---------- DATASET RECORDS
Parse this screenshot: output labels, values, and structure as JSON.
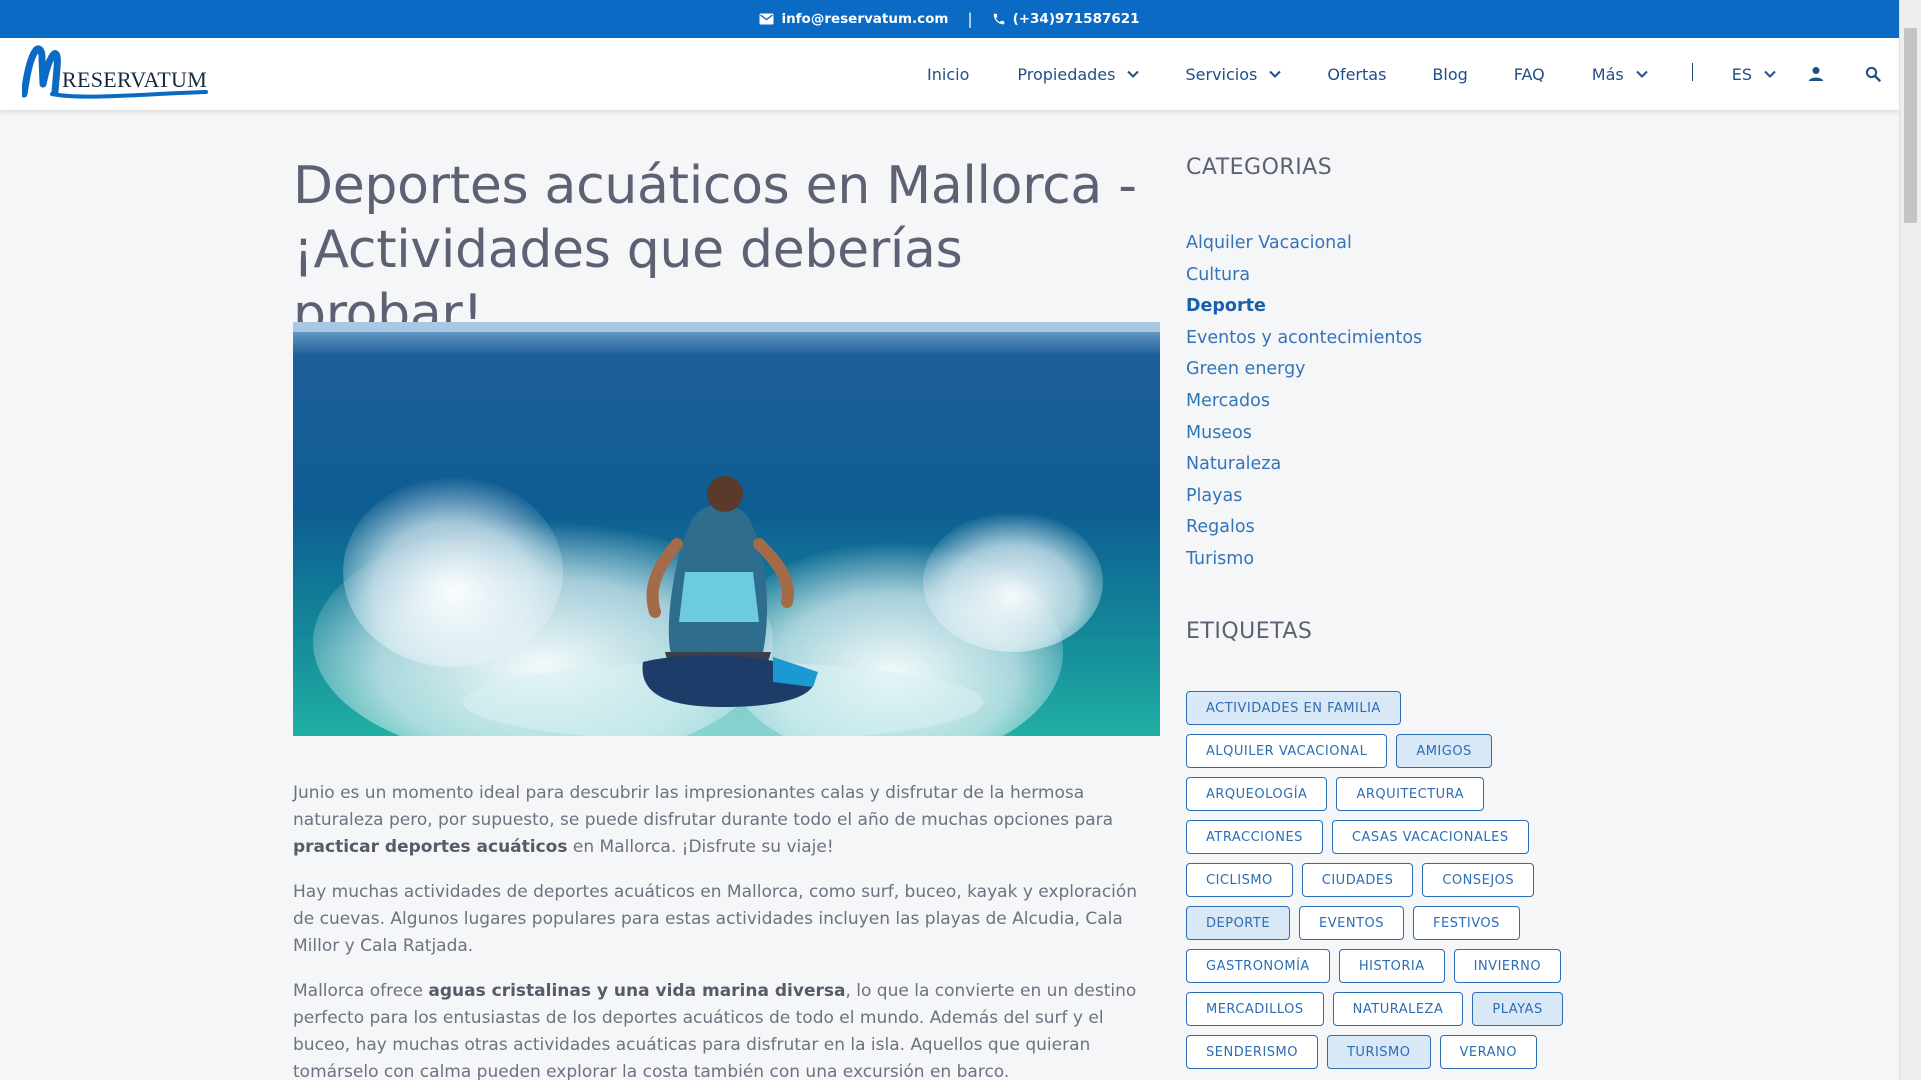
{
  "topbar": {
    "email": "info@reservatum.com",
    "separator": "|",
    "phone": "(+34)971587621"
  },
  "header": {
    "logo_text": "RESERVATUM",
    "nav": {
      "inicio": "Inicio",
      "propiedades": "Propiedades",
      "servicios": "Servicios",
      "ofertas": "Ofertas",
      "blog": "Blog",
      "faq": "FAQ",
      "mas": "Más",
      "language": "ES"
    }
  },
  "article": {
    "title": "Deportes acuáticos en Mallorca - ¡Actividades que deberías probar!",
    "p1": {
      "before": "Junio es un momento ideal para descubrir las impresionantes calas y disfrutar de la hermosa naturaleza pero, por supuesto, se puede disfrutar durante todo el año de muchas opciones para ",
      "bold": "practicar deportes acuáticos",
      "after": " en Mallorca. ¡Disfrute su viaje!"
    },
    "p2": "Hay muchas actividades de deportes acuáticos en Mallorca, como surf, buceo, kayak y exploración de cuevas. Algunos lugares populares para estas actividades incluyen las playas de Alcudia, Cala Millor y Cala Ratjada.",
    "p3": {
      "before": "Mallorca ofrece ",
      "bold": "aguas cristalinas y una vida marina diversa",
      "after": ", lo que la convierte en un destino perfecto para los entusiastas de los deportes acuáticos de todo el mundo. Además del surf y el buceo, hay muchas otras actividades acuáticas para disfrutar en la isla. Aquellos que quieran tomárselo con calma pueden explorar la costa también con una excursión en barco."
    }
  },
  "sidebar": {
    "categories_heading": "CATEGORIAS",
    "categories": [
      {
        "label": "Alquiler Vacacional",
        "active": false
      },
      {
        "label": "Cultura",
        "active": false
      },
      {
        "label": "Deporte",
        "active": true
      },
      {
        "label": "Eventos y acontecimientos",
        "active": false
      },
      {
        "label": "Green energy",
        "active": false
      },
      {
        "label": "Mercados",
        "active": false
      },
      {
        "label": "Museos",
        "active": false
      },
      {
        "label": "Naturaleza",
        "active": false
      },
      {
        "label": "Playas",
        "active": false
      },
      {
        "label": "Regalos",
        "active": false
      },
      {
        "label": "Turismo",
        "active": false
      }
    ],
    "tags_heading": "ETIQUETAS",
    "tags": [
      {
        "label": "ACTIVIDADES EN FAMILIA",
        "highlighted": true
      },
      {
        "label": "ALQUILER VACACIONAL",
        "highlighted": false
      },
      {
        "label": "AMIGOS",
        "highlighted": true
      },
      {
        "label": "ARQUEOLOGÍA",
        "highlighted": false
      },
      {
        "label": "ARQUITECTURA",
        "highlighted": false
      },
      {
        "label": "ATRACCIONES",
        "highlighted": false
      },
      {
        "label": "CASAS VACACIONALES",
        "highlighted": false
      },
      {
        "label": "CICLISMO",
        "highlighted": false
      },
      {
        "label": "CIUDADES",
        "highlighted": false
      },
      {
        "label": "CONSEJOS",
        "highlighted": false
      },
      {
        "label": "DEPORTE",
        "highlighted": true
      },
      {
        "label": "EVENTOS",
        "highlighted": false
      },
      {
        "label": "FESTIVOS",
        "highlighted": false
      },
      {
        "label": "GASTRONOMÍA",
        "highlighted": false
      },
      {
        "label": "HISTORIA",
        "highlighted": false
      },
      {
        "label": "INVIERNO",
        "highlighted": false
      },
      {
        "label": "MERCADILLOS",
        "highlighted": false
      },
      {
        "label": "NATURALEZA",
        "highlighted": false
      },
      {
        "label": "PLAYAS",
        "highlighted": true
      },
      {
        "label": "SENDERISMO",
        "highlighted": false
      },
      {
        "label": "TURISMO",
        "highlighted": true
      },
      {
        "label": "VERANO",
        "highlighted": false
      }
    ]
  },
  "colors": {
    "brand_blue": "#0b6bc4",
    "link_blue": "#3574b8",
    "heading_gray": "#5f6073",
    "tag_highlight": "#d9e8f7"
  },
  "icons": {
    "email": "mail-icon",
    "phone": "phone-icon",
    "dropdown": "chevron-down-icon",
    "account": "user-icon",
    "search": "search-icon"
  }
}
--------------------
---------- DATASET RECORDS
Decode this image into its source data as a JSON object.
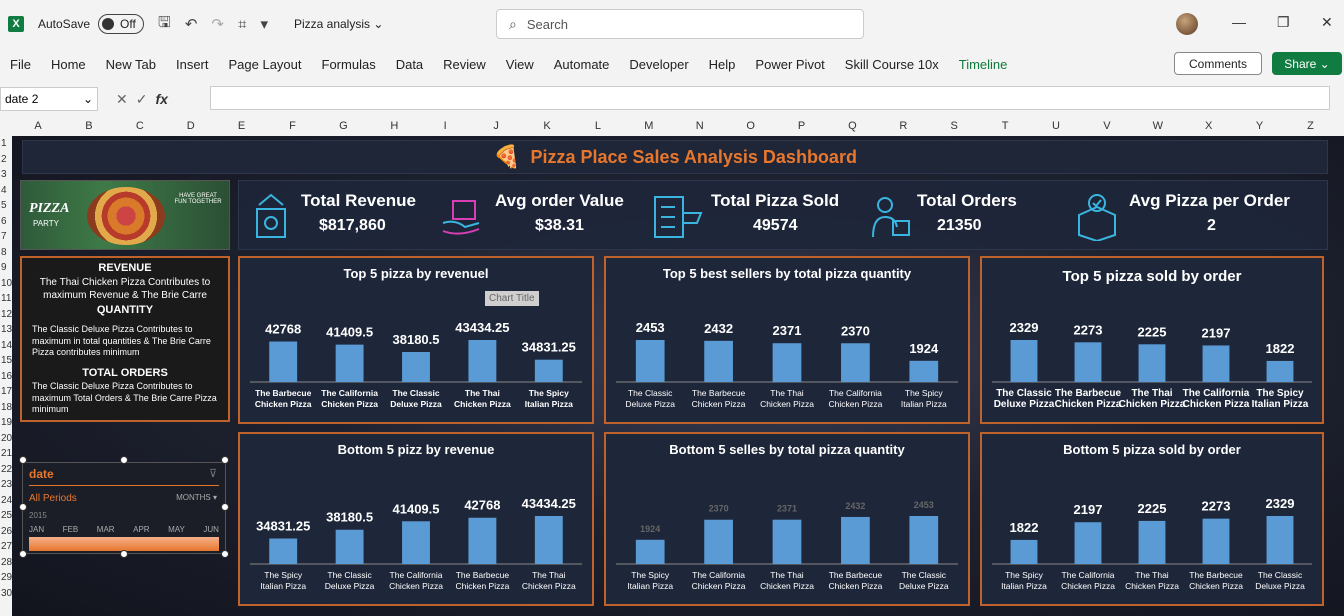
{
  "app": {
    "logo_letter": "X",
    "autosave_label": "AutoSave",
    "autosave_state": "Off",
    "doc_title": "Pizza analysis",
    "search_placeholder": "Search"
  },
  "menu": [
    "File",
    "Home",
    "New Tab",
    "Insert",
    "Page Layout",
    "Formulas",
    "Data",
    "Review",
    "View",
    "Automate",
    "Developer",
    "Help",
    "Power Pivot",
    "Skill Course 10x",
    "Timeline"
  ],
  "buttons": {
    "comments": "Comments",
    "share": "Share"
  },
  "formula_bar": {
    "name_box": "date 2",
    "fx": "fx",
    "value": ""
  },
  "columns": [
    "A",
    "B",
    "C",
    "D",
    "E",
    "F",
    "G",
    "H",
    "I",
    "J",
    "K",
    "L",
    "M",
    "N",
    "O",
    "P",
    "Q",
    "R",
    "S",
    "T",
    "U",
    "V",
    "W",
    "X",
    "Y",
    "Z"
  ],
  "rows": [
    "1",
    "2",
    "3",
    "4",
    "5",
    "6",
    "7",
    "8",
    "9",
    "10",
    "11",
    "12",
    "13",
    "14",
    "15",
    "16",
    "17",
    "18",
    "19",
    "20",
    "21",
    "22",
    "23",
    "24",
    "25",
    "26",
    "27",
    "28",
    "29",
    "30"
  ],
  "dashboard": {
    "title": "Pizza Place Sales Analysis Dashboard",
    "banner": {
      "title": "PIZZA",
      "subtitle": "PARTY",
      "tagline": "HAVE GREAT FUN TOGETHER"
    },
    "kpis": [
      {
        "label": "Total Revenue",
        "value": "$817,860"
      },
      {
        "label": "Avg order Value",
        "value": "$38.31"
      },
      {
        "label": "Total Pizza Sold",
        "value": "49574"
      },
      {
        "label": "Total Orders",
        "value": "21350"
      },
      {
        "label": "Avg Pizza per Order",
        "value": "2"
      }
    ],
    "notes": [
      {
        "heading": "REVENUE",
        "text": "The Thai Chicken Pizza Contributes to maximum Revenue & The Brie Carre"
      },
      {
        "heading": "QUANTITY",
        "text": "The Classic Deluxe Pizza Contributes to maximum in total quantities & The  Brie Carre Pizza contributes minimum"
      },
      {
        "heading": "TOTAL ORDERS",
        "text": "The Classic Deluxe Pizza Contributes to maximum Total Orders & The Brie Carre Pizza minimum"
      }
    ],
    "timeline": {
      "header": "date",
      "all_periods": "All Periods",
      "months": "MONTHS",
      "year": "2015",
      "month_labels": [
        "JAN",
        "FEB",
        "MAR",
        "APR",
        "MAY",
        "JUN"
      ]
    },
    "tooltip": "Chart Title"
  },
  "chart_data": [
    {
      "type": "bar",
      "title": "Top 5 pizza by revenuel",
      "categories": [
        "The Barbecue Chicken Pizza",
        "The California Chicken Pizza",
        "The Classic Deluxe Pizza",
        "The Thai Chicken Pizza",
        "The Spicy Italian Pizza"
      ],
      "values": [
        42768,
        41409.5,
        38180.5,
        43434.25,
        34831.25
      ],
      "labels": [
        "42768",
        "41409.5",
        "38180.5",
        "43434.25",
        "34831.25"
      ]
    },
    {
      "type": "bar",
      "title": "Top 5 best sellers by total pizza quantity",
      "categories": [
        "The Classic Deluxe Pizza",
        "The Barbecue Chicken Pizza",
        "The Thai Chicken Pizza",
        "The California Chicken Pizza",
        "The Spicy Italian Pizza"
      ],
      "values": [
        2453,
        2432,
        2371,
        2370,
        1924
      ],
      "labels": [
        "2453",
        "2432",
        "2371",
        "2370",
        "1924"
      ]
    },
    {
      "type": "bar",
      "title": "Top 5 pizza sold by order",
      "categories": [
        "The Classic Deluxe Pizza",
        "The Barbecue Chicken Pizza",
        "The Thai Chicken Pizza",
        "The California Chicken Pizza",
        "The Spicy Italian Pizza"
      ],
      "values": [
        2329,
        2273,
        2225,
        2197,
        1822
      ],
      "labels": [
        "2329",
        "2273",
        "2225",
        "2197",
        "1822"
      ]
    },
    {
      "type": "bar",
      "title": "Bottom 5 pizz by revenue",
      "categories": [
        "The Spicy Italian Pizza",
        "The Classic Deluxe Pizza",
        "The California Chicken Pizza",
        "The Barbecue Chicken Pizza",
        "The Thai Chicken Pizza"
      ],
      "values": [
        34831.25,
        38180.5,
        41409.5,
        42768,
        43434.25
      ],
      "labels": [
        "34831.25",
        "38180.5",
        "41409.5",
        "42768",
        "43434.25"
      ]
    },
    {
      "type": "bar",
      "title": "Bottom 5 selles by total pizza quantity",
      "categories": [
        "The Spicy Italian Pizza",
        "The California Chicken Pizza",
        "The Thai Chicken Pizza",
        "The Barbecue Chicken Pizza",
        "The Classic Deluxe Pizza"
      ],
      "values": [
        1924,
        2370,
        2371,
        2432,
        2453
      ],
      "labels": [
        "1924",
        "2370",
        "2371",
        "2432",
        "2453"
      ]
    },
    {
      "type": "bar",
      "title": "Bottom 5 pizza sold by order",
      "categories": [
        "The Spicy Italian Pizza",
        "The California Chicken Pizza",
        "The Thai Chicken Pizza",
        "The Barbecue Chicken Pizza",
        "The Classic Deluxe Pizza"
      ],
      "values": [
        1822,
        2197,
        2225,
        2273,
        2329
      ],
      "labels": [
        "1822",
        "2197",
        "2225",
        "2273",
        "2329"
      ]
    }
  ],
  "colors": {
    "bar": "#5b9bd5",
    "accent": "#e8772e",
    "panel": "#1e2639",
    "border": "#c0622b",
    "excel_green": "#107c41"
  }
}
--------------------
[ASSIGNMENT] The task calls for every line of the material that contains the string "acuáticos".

[OUTPUT OF THE EXERCISE]
    "title": "Deportes acuáticos en Mallorca - ¡Actividades que deberías probar!",
      "bold": "practicar deportes acuáticos",
    "p2": "Hay muchas actividades de deportes acuáticos en Mallorca, como surf, buceo, kayak y exploración de cuevas. Algunos lugares populares para estas actividades incluyen las playas de Alcudia, Cala Millor y Cala Ratjada.",
      "after": ", lo que la convierte en un destino perfecto para los entusiastas de los deportes acuáticos de todo el mundo. Además del surf y el buceo, hay muchas otras actividades acuáticas para disfrutar en la isla. Aquellos que quieran tomárselo con calma pueden explorar la costa también con una excursión en barco."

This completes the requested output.